== Available records ==

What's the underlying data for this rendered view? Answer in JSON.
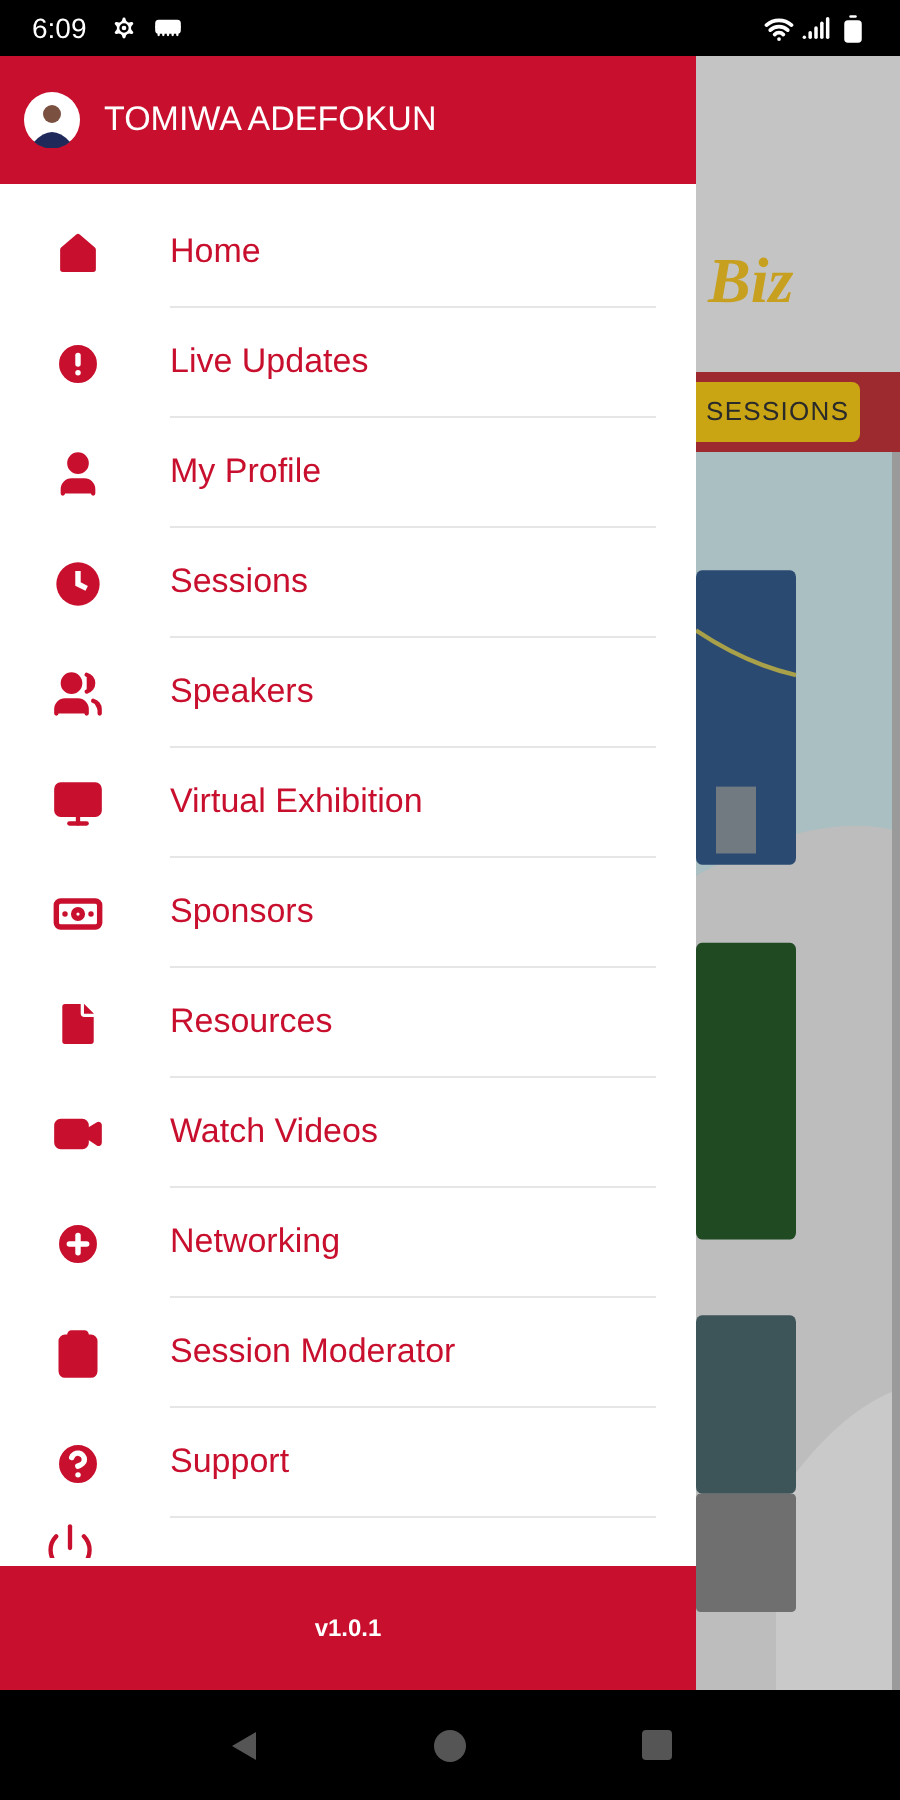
{
  "status_bar": {
    "time": "6:09"
  },
  "drawer": {
    "user_name": "TOMIWA ADEFOKUN",
    "items": [
      {
        "label": "Home"
      },
      {
        "label": "Live Updates"
      },
      {
        "label": "My Profile"
      },
      {
        "label": "Sessions"
      },
      {
        "label": "Speakers"
      },
      {
        "label": "Virtual Exhibition"
      },
      {
        "label": "Sponsors"
      },
      {
        "label": "Resources"
      },
      {
        "label": "Watch Videos"
      },
      {
        "label": "Networking"
      },
      {
        "label": "Session Moderator"
      },
      {
        "label": "Support"
      }
    ],
    "version": "v1.0.1"
  },
  "background": {
    "logo": "Biz",
    "button": "SESSIONS"
  }
}
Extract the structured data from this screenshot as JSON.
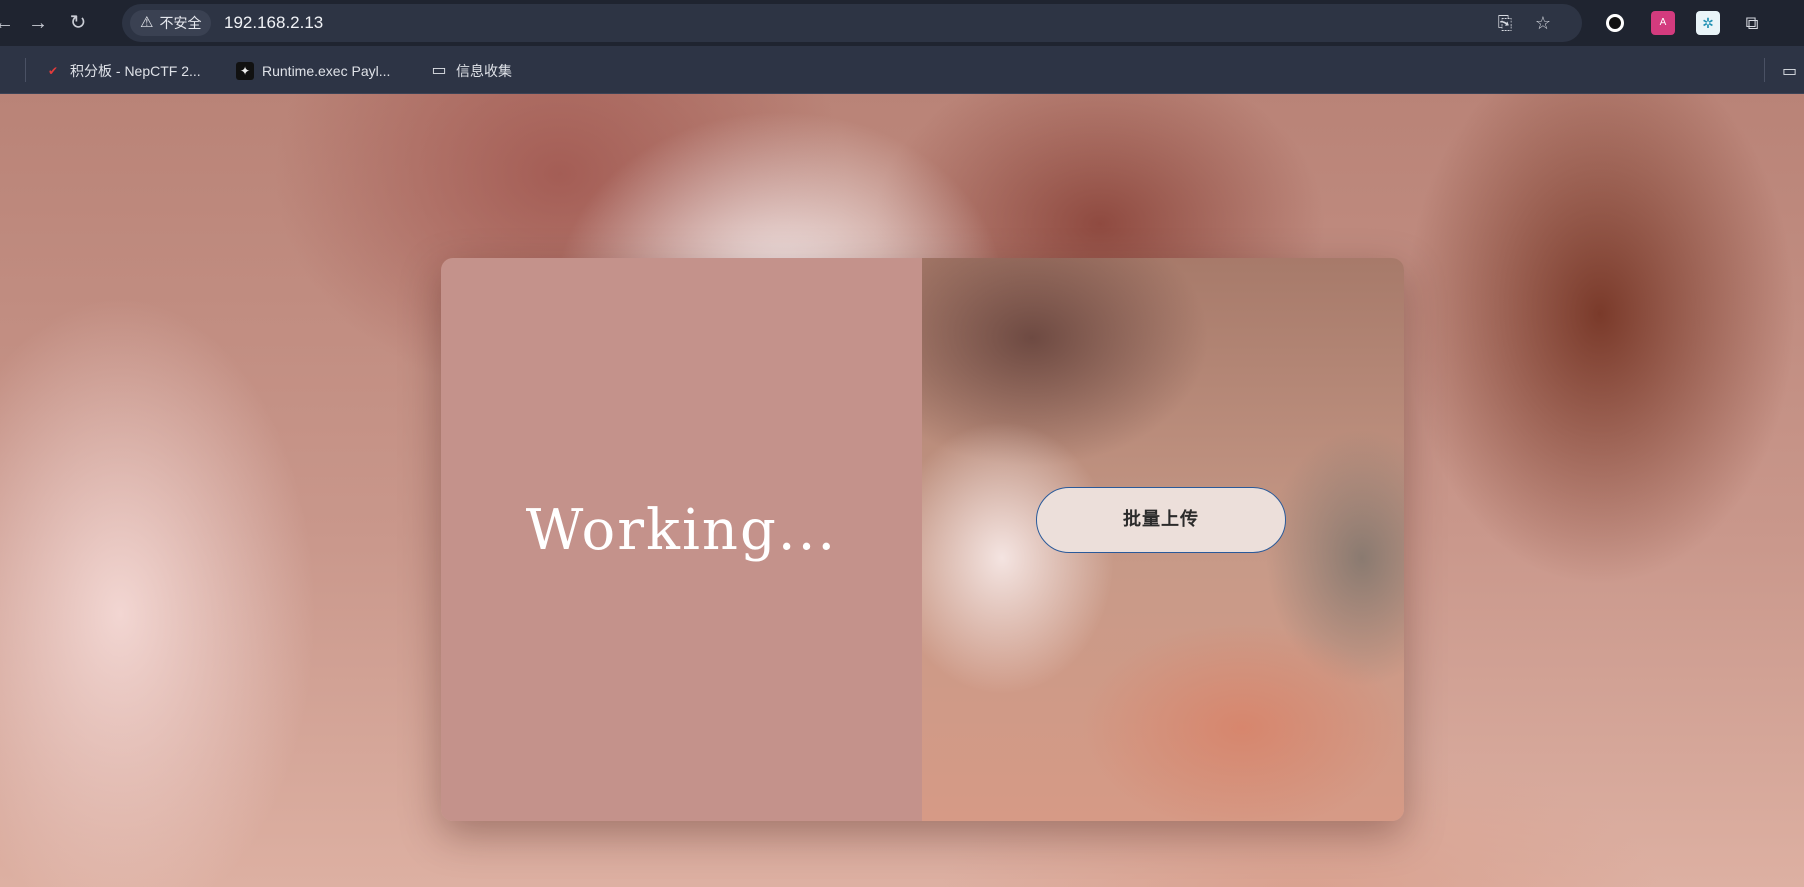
{
  "browser": {
    "nav": {
      "back": "←",
      "forward": "→",
      "reload": "↻"
    },
    "security_label": "不安全",
    "url": "192.168.2.13",
    "bookmarks": [
      {
        "label": "积分板 - NepCTF 2..."
      },
      {
        "label": "Runtime.exec Payl..."
      },
      {
        "label": "信息收集"
      }
    ]
  },
  "page": {
    "status_text": "Working...",
    "upload_button_label": "批量上传"
  },
  "colors": {
    "card_left": "#c4928b",
    "button_bg": "#ecdfda",
    "button_border": "#2a5a9a",
    "browser_chrome": "#1f2430"
  }
}
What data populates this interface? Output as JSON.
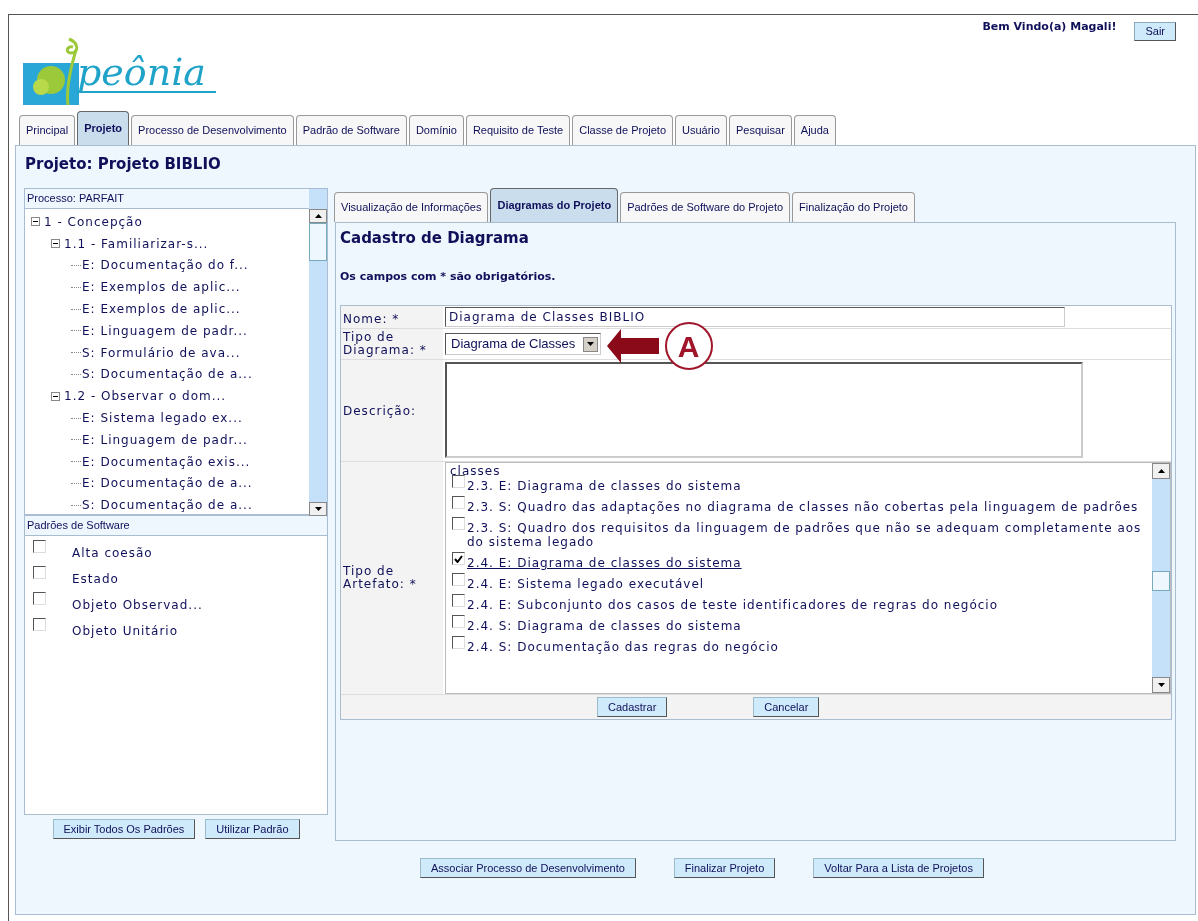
{
  "logo": {
    "text": "peônia"
  },
  "user": {
    "greeting": "Bem Vindo(a) Magali!",
    "logout": "Sair"
  },
  "main_tabs": [
    {
      "label": "Principal",
      "selected": false
    },
    {
      "label": "Projeto",
      "selected": true
    },
    {
      "label": "Processo de Desenvolvimento",
      "selected": false
    },
    {
      "label": "Padrão de Software",
      "selected": false
    },
    {
      "label": "Domínio",
      "selected": false
    },
    {
      "label": "Requisito de Teste",
      "selected": false
    },
    {
      "label": "Classe de Projeto",
      "selected": false
    },
    {
      "label": "Usuário",
      "selected": false
    },
    {
      "label": "Pesquisar",
      "selected": false
    },
    {
      "label": "Ajuda",
      "selected": false
    }
  ],
  "page_title": "Projeto: Projeto BIBLIO",
  "process_tree": {
    "header": "Processo: PARFAIT",
    "items": [
      {
        "label": "1 - Concepção",
        "expanded": true,
        "children": [
          {
            "label": "1.1 - Familiarizar-s...",
            "expanded": true,
            "children": [
              {
                "label": "E: Documentação do f..."
              },
              {
                "label": "E: Exemplos de aplic..."
              },
              {
                "label": "E: Exemplos de aplic..."
              },
              {
                "label": "E: Linguagem de padr..."
              },
              {
                "label": "S: Formulário de ava..."
              },
              {
                "label": "S: Documentação de a..."
              }
            ]
          },
          {
            "label": "1.2 - Observar o dom...",
            "expanded": true,
            "children": [
              {
                "label": "E: Sistema legado ex..."
              },
              {
                "label": "E: Linguagem de padr..."
              },
              {
                "label": "E: Documentação exis..."
              },
              {
                "label": "E: Documentação de a..."
              },
              {
                "label": "S: Documentação de a..."
              }
            ]
          }
        ]
      }
    ]
  },
  "patterns": {
    "header": "Padrões de Software",
    "items": [
      {
        "label": "Alta coesão",
        "checked": false
      },
      {
        "label": "Estado",
        "checked": false
      },
      {
        "label": "Objeto Observad...",
        "checked": false
      },
      {
        "label": "Objeto Unitário",
        "checked": false
      }
    ],
    "buttons": [
      "Exibir Todos Os Padrões",
      "Utilizar Padrão"
    ]
  },
  "project_tabs": [
    {
      "label": "Visualização de Informações",
      "selected": false
    },
    {
      "label": "Diagramas do Projeto",
      "selected": true
    },
    {
      "label": "Padrões de Software do Projeto",
      "selected": false
    },
    {
      "label": "Finalização do Projeto",
      "selected": false
    }
  ],
  "form": {
    "title": "Cadastro de Diagrama",
    "note": "Os campos com * são obrigatórios.",
    "name_label": "Nome: *",
    "name_value": "Diagrama de Classes BIBLIO",
    "type_label": "Tipo de Diagrama: *",
    "type_value": "Diagrama de Classes",
    "description_label": "Descrição:",
    "artifact_label": "Tipo de Artefato: *",
    "artifacts": [
      {
        "kind": "text",
        "label": "classes"
      },
      {
        "kind": "check",
        "label": "2.3. E: Diagrama de classes do sistema",
        "checked": false,
        "selected": false
      },
      {
        "kind": "check",
        "label": "2.3. S: Quadro das adaptações no diagrama de classes não cobertas pela linguagem de padrões",
        "checked": false,
        "selected": false
      },
      {
        "kind": "check",
        "label": "2.3. S: Quadro dos requisitos da linguagem de padrões que não se adequam completamente aos do sistema legado",
        "checked": false,
        "selected": false
      },
      {
        "kind": "check",
        "label": "2.4. E: Diagrama de classes do sistema",
        "checked": true,
        "selected": true
      },
      {
        "kind": "check",
        "label": "2.4. E: Sistema legado executável",
        "checked": false,
        "selected": false
      },
      {
        "kind": "check",
        "label": "2.4. E: Subconjunto dos casos de teste identificadores de regras do negócio",
        "checked": false,
        "selected": false
      },
      {
        "kind": "check",
        "label": "2.4. S: Diagrama de classes do sistema",
        "checked": false,
        "selected": false
      },
      {
        "kind": "check",
        "label": "2.4. S: Documentação das regras do negócio",
        "checked": false,
        "selected": false
      }
    ],
    "buttons": [
      "Cadastrar",
      "Cancelar"
    ]
  },
  "annotation": {
    "label": "A"
  },
  "footer_buttons": [
    "Associar Processo de Desenvolvimento",
    "Finalizar Projeto",
    "Voltar Para a Lista de Projetos"
  ]
}
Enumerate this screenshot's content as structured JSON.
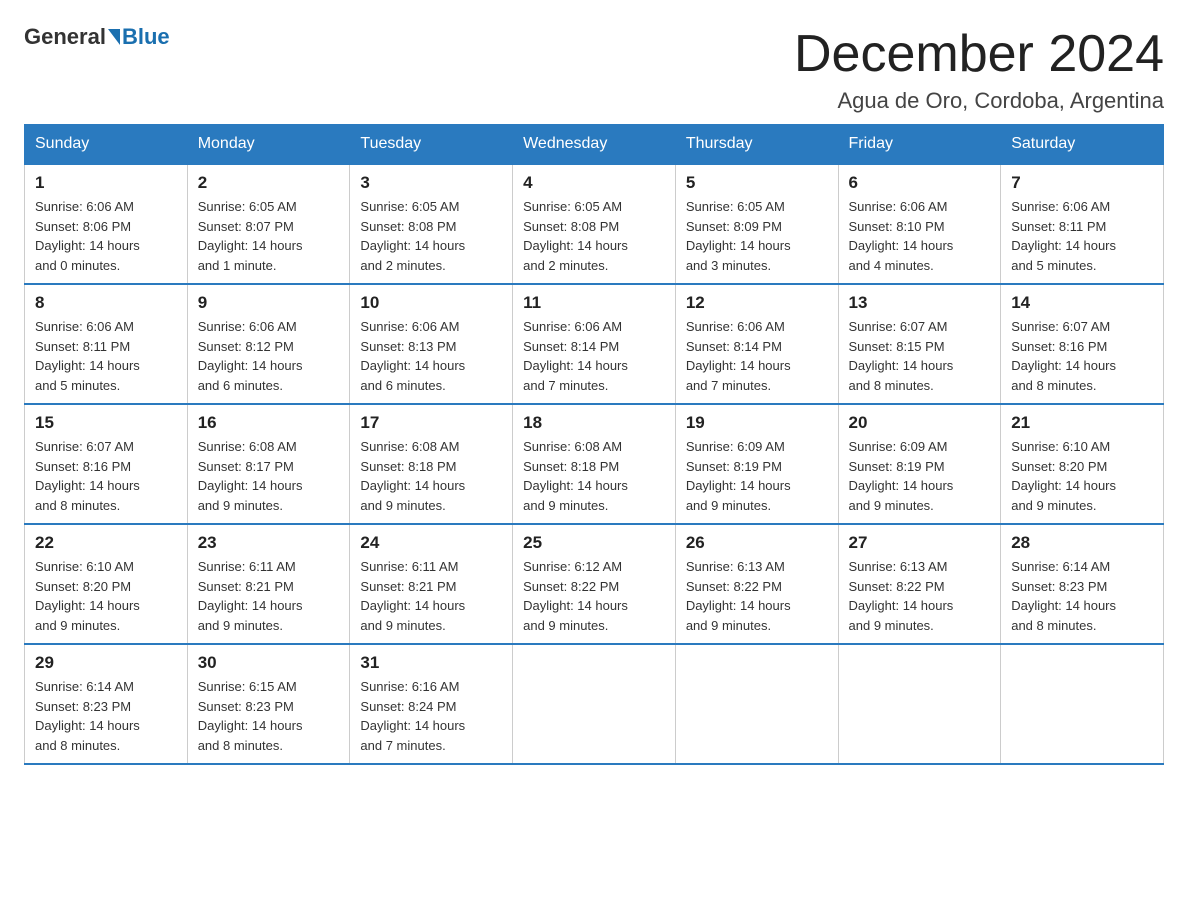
{
  "header": {
    "logo_general": "General",
    "logo_blue": "Blue",
    "month_title": "December 2024",
    "location": "Agua de Oro, Cordoba, Argentina"
  },
  "days_of_week": [
    "Sunday",
    "Monday",
    "Tuesday",
    "Wednesday",
    "Thursday",
    "Friday",
    "Saturday"
  ],
  "weeks": [
    [
      {
        "day": "1",
        "sunrise": "6:06 AM",
        "sunset": "8:06 PM",
        "daylight": "14 hours and 0 minutes."
      },
      {
        "day": "2",
        "sunrise": "6:05 AM",
        "sunset": "8:07 PM",
        "daylight": "14 hours and 1 minute."
      },
      {
        "day": "3",
        "sunrise": "6:05 AM",
        "sunset": "8:08 PM",
        "daylight": "14 hours and 2 minutes."
      },
      {
        "day": "4",
        "sunrise": "6:05 AM",
        "sunset": "8:08 PM",
        "daylight": "14 hours and 2 minutes."
      },
      {
        "day": "5",
        "sunrise": "6:05 AM",
        "sunset": "8:09 PM",
        "daylight": "14 hours and 3 minutes."
      },
      {
        "day": "6",
        "sunrise": "6:06 AM",
        "sunset": "8:10 PM",
        "daylight": "14 hours and 4 minutes."
      },
      {
        "day": "7",
        "sunrise": "6:06 AM",
        "sunset": "8:11 PM",
        "daylight": "14 hours and 5 minutes."
      }
    ],
    [
      {
        "day": "8",
        "sunrise": "6:06 AM",
        "sunset": "8:11 PM",
        "daylight": "14 hours and 5 minutes."
      },
      {
        "day": "9",
        "sunrise": "6:06 AM",
        "sunset": "8:12 PM",
        "daylight": "14 hours and 6 minutes."
      },
      {
        "day": "10",
        "sunrise": "6:06 AM",
        "sunset": "8:13 PM",
        "daylight": "14 hours and 6 minutes."
      },
      {
        "day": "11",
        "sunrise": "6:06 AM",
        "sunset": "8:14 PM",
        "daylight": "14 hours and 7 minutes."
      },
      {
        "day": "12",
        "sunrise": "6:06 AM",
        "sunset": "8:14 PM",
        "daylight": "14 hours and 7 minutes."
      },
      {
        "day": "13",
        "sunrise": "6:07 AM",
        "sunset": "8:15 PM",
        "daylight": "14 hours and 8 minutes."
      },
      {
        "day": "14",
        "sunrise": "6:07 AM",
        "sunset": "8:16 PM",
        "daylight": "14 hours and 8 minutes."
      }
    ],
    [
      {
        "day": "15",
        "sunrise": "6:07 AM",
        "sunset": "8:16 PM",
        "daylight": "14 hours and 8 minutes."
      },
      {
        "day": "16",
        "sunrise": "6:08 AM",
        "sunset": "8:17 PM",
        "daylight": "14 hours and 9 minutes."
      },
      {
        "day": "17",
        "sunrise": "6:08 AM",
        "sunset": "8:18 PM",
        "daylight": "14 hours and 9 minutes."
      },
      {
        "day": "18",
        "sunrise": "6:08 AM",
        "sunset": "8:18 PM",
        "daylight": "14 hours and 9 minutes."
      },
      {
        "day": "19",
        "sunrise": "6:09 AM",
        "sunset": "8:19 PM",
        "daylight": "14 hours and 9 minutes."
      },
      {
        "day": "20",
        "sunrise": "6:09 AM",
        "sunset": "8:19 PM",
        "daylight": "14 hours and 9 minutes."
      },
      {
        "day": "21",
        "sunrise": "6:10 AM",
        "sunset": "8:20 PM",
        "daylight": "14 hours and 9 minutes."
      }
    ],
    [
      {
        "day": "22",
        "sunrise": "6:10 AM",
        "sunset": "8:20 PM",
        "daylight": "14 hours and 9 minutes."
      },
      {
        "day": "23",
        "sunrise": "6:11 AM",
        "sunset": "8:21 PM",
        "daylight": "14 hours and 9 minutes."
      },
      {
        "day": "24",
        "sunrise": "6:11 AM",
        "sunset": "8:21 PM",
        "daylight": "14 hours and 9 minutes."
      },
      {
        "day": "25",
        "sunrise": "6:12 AM",
        "sunset": "8:22 PM",
        "daylight": "14 hours and 9 minutes."
      },
      {
        "day": "26",
        "sunrise": "6:13 AM",
        "sunset": "8:22 PM",
        "daylight": "14 hours and 9 minutes."
      },
      {
        "day": "27",
        "sunrise": "6:13 AM",
        "sunset": "8:22 PM",
        "daylight": "14 hours and 9 minutes."
      },
      {
        "day": "28",
        "sunrise": "6:14 AM",
        "sunset": "8:23 PM",
        "daylight": "14 hours and 8 minutes."
      }
    ],
    [
      {
        "day": "29",
        "sunrise": "6:14 AM",
        "sunset": "8:23 PM",
        "daylight": "14 hours and 8 minutes."
      },
      {
        "day": "30",
        "sunrise": "6:15 AM",
        "sunset": "8:23 PM",
        "daylight": "14 hours and 8 minutes."
      },
      {
        "day": "31",
        "sunrise": "6:16 AM",
        "sunset": "8:24 PM",
        "daylight": "14 hours and 7 minutes."
      },
      null,
      null,
      null,
      null
    ]
  ],
  "labels": {
    "sunrise": "Sunrise:",
    "sunset": "Sunset:",
    "daylight": "Daylight:"
  }
}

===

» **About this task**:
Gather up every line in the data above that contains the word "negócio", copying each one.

» **Solution to this exercise**:
        "label": "2.4. E: Subconjunto dos casos de teste identificadores de regras do negócio",
        "label": "2.4. S: Documentação das regras do negócio",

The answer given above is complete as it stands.